This is going to be a fairly short category to judge. Even the best Intel-powered premium Chromebooks struggle to keep up with Apple’s blazing-fast M1 and M2 silicon, which performs almost unreasonably well considering that Apple only introduced its own chips in 2020.

Chromebooks tend to use lower-powered chips to keep the price down. Fortunately, ChromeOS isn’t a demanding operating system, so it can run smoothly on low-end hardware - it’s worth looking into the processor of any laptop you plan to buy, though. Intel and Qualcomm Snapdragon chips are generally fine, but MediaTek CPUs are only worth picking in very budget Chromebooks. Some Chromebooks will use outdated chips, so researching the launch date of the CPU in question is a good idea.

While neither MacBooks nor Chromebooks are ideal for gaming, the MacBook Air’s M-series chips have a massive edge in graphical performance as well. While Windows laptops may come with a dedicated graphics card, Chromebooks typically use processor-integrated graphics, and the M1/M2 iGPUs are simply superior. You won’t be playing the latest games, but the MacBook Air can handle some graphically-intensive tasks like photo editing and 3D rendering.

Winner: MacBook Air

ASUS Chromebook Flip CX5501

(Image credit: ASUS)

MacBook Air vs Chromebook: Design

Sure, personal taste is a big factor here, but even the most Apple-loathing individual (including this writer) has to admit that the current MacBook Air is a lovely, sleek little laptop. Apple has long made its mark on the tech industry with stylish, minimalist product designs, and this is no exception.

Chromebooks, once again, run the gamut from ‘aesthetically chic’ to ‘downright uggo’. If you’re only going to spend $250 on a Chrome-powered laptop for a child, it’s probably going to look like crap with chunky screen bezels and blocky keys. Some premium Chromebooks look incredible, like the aforementioned HP Elite Dragonfly model.

One upside to the oft-unappealing budget Chromebook is that they tend to be a bit more rugged than other laptops, designed with small, clumsy hands in mind. A cheap 2-in-1 Chromebook with a sturdy plastic casing and a robust screen hinge can be an excellent pick if you’re looking for a laptop-tablet hybrid for a younger kid to do schoolwork and watch YouTube on.

Winner: Draw

An HP Elite Dragonfly Chromebook on a wooden desk

(Image credit: Future)

MacBook Air vs Chromebook: Which should you choose?

MacBook Air vs Chromebook: Which should you choose?

We’re going to bend the rules a little here and make an outright recommendation despite the overall tie in our results. If you can afford the asking price, get a MacBook Air: it’s a gorgeous, powerful, lightweight laptop where the only real drawback is the cost.

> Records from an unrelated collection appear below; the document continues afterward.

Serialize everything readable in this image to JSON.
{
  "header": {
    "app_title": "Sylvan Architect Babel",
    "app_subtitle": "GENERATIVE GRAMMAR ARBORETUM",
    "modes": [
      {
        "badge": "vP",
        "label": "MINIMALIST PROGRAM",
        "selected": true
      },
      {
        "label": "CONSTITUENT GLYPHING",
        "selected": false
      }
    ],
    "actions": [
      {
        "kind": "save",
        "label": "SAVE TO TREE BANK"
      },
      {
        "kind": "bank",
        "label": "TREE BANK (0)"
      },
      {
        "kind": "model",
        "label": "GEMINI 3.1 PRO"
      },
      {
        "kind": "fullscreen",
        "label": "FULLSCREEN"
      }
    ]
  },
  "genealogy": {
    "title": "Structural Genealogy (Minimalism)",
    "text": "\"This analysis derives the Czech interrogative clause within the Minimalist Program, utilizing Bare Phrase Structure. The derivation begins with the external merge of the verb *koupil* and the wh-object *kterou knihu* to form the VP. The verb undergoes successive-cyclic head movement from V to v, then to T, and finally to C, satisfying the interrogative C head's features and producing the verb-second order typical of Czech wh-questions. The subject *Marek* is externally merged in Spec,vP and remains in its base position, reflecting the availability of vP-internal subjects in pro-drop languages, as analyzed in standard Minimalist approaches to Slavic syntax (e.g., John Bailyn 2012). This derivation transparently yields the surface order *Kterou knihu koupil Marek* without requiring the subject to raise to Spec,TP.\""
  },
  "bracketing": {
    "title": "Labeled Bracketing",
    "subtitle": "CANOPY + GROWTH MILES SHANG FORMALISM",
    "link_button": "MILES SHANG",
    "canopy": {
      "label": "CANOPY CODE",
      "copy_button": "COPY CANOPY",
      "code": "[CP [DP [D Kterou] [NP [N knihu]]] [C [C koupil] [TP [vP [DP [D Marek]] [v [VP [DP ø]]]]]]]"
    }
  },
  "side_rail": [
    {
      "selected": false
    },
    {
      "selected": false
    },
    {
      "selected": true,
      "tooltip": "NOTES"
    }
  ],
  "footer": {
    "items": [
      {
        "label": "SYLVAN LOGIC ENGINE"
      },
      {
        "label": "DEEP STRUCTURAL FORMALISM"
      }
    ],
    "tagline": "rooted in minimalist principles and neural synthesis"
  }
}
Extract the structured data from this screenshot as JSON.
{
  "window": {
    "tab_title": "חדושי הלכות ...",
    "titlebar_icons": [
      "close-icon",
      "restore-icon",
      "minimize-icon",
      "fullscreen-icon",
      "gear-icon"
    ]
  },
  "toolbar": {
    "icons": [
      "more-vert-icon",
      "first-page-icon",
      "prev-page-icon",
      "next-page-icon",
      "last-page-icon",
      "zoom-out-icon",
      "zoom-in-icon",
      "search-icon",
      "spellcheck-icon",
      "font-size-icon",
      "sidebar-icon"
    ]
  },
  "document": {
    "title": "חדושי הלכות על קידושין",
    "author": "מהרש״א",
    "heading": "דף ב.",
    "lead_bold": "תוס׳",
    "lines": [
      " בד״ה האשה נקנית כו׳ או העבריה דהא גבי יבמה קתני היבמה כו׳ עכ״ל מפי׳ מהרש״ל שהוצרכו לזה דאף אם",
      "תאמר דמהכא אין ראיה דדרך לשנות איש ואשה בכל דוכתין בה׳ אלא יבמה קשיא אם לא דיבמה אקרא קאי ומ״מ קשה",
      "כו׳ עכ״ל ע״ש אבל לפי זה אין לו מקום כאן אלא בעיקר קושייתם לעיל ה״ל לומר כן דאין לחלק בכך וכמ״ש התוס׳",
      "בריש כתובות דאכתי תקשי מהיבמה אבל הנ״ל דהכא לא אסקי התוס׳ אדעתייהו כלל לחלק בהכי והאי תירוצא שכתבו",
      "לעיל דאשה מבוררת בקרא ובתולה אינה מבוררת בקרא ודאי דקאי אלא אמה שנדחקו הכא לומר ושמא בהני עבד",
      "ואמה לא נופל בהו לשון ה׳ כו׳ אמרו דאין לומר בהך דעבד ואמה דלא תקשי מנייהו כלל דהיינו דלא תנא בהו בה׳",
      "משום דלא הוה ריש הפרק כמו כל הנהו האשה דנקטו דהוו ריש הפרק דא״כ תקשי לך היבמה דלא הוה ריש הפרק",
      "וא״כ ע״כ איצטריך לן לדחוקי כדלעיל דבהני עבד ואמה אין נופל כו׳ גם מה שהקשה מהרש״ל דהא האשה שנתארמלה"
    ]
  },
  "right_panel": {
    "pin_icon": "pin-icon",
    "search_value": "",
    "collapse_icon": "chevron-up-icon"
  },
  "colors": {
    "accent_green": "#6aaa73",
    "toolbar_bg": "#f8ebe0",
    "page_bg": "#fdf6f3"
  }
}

Conversely, if you’re on a tight budget - or want to buy a cheap laptop for a kid - a Chromebook is the right call. They’re comparatively limited when it comes to capabilities and performance against MacBooks, but if all you want to do is straightforward work and web browsing, they can comfortably handle it.

It’s also worth noting that with the newly supported Google Play Store functionality on Chromebooks, you can now play some of the best Android games on any Chromebook. If you’re willing to subscribe to a game-streaming service like Nvidia GeForce Now, you can play all the latest games on whatever hardware you like. 

Christian Guyton
Editor, Computing

Christian is TechRadar’s UK-based Computing Editor. He came to us from Maximum PC magazine, where he fell in love with computer hardware and building PCs. He was a regular fixture amongst our freelance review team before making the jump to TechRadar, and can usually be found drooling over the latest high-end graphics card or gaming laptop before looking at his bank account balance and crying.

Christian is a keen campaigner for LGBTQ+ rights and the owner of a charming rescue dog named Lucy, having adopted her after he beat cancer in 2021. She keeps him fit and healthy through a combination of face-licking and long walks, and only occasionally barks at him to demand treats when he’s trying to work from home.